*Data records for software interfaces*.
* * * * * * *

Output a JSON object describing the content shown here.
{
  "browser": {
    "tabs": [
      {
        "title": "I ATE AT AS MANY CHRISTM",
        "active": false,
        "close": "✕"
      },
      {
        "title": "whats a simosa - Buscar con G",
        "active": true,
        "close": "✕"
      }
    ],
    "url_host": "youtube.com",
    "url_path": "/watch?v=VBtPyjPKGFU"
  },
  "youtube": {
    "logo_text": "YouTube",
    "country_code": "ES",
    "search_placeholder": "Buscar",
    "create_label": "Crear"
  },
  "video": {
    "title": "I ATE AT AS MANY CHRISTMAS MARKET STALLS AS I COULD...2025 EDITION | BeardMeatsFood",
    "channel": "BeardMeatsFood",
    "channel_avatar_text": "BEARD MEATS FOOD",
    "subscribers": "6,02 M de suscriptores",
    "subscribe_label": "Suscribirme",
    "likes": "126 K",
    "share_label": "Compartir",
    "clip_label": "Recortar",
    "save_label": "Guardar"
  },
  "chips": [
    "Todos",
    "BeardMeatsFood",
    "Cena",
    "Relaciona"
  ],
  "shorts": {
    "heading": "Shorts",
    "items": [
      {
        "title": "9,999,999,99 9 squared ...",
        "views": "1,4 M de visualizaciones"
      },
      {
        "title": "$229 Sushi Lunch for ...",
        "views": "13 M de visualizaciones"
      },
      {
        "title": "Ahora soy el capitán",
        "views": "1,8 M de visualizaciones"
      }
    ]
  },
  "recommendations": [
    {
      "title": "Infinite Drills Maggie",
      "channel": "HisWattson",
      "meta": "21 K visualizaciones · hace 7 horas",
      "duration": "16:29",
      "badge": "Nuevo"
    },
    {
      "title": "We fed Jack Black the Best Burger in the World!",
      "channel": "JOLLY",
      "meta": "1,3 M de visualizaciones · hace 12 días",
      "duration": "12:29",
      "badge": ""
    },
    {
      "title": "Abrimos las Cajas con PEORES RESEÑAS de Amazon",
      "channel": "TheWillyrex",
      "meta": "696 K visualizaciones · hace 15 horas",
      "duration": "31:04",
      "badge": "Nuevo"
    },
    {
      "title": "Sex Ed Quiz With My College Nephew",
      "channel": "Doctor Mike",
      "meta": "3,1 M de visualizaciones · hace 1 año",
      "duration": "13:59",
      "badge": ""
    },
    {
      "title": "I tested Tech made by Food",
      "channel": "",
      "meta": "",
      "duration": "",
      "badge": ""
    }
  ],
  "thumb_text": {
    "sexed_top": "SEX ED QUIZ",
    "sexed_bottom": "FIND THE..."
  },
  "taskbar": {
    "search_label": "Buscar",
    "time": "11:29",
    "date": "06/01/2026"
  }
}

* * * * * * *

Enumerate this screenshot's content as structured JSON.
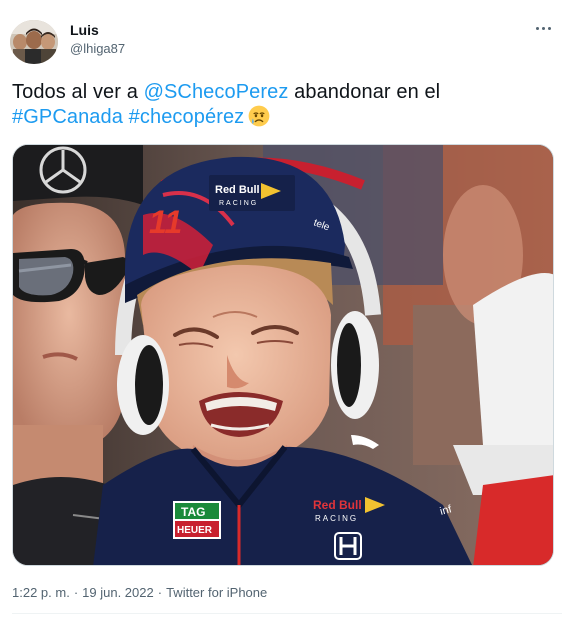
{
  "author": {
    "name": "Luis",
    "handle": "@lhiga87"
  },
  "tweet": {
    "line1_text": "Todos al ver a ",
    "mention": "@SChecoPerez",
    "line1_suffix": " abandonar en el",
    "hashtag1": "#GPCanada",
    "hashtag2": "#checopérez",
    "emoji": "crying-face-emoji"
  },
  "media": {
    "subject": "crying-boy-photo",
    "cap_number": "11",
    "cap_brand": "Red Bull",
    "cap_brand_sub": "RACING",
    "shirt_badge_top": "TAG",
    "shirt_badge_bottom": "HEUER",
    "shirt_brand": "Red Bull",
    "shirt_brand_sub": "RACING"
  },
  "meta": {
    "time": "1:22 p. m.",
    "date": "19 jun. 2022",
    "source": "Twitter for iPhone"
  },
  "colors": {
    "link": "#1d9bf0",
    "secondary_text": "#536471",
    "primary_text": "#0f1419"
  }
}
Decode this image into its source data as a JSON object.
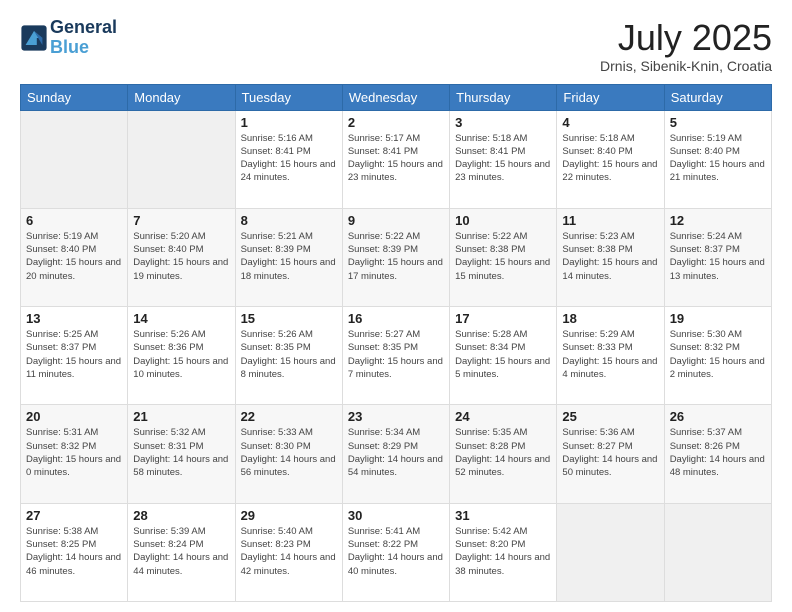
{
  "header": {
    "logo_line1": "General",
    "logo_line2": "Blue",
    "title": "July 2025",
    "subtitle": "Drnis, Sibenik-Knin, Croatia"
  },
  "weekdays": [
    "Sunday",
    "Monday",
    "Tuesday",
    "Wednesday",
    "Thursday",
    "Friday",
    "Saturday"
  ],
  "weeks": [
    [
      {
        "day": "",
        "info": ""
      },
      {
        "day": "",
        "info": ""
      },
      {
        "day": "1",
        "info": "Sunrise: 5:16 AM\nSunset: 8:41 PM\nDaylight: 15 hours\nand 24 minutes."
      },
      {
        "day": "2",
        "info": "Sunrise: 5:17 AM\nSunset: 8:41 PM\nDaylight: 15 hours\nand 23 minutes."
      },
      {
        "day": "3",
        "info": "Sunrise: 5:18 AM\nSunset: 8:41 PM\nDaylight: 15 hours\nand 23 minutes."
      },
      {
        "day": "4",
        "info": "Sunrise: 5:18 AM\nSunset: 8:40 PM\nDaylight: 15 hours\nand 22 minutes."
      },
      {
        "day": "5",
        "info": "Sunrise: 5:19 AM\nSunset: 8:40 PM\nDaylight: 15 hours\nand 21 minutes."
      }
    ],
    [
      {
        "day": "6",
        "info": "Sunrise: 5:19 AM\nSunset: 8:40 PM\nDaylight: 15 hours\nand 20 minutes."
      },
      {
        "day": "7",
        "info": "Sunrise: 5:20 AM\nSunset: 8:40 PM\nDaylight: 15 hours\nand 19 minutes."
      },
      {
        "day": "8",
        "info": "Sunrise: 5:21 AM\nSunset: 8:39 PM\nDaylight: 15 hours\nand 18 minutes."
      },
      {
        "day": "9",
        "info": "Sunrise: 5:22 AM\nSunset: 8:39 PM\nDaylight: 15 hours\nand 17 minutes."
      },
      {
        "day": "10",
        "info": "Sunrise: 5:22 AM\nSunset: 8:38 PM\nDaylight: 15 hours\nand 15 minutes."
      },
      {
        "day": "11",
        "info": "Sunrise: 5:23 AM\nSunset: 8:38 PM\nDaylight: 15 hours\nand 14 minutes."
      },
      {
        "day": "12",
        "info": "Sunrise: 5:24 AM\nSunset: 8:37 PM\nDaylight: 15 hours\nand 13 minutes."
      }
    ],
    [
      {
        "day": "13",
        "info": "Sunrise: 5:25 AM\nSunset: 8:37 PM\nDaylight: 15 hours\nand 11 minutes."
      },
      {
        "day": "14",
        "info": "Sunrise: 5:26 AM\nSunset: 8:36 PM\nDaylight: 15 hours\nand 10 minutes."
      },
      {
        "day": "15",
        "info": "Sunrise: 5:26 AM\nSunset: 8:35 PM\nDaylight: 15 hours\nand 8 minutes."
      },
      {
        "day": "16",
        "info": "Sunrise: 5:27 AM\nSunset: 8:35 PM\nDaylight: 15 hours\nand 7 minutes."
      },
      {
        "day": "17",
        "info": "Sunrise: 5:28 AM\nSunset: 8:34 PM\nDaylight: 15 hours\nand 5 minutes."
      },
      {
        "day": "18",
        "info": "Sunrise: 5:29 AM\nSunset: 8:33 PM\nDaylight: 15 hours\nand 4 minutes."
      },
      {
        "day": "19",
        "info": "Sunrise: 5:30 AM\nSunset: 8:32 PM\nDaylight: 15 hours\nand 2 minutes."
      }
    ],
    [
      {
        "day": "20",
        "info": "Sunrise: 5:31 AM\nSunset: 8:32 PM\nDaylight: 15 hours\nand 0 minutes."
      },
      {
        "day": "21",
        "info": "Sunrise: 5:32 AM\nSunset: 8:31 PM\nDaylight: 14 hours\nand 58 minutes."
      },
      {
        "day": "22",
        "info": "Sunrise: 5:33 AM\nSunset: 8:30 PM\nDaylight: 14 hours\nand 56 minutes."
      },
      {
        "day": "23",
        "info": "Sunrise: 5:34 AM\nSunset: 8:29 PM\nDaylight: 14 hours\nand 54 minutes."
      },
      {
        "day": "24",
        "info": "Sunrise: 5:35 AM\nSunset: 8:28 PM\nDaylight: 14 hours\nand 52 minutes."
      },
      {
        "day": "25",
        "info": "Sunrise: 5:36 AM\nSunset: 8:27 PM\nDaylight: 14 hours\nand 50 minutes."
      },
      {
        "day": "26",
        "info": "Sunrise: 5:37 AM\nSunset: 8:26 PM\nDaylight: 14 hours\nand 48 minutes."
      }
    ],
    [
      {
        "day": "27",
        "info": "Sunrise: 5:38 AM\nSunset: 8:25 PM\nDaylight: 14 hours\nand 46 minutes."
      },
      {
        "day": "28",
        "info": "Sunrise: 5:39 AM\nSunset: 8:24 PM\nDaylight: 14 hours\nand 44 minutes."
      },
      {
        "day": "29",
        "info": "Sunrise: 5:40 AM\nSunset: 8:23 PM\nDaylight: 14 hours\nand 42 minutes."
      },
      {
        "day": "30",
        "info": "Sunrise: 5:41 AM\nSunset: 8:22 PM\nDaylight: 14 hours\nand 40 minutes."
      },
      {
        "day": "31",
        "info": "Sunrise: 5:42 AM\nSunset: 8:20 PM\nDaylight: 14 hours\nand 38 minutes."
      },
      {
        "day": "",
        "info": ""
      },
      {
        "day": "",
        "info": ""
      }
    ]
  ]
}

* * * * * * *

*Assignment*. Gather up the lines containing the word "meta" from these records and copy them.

*Solution to this exercise*.
      "meta": "21 K visualizaciones · hace 7 horas",
      "meta": "1,3 M de visualizaciones · hace 12 días",
      "meta": "696 K visualizaciones · hace 15 horas",
      "meta": "3,1 M de visualizaciones · hace 1 año",
      "meta": "",
  "meta": {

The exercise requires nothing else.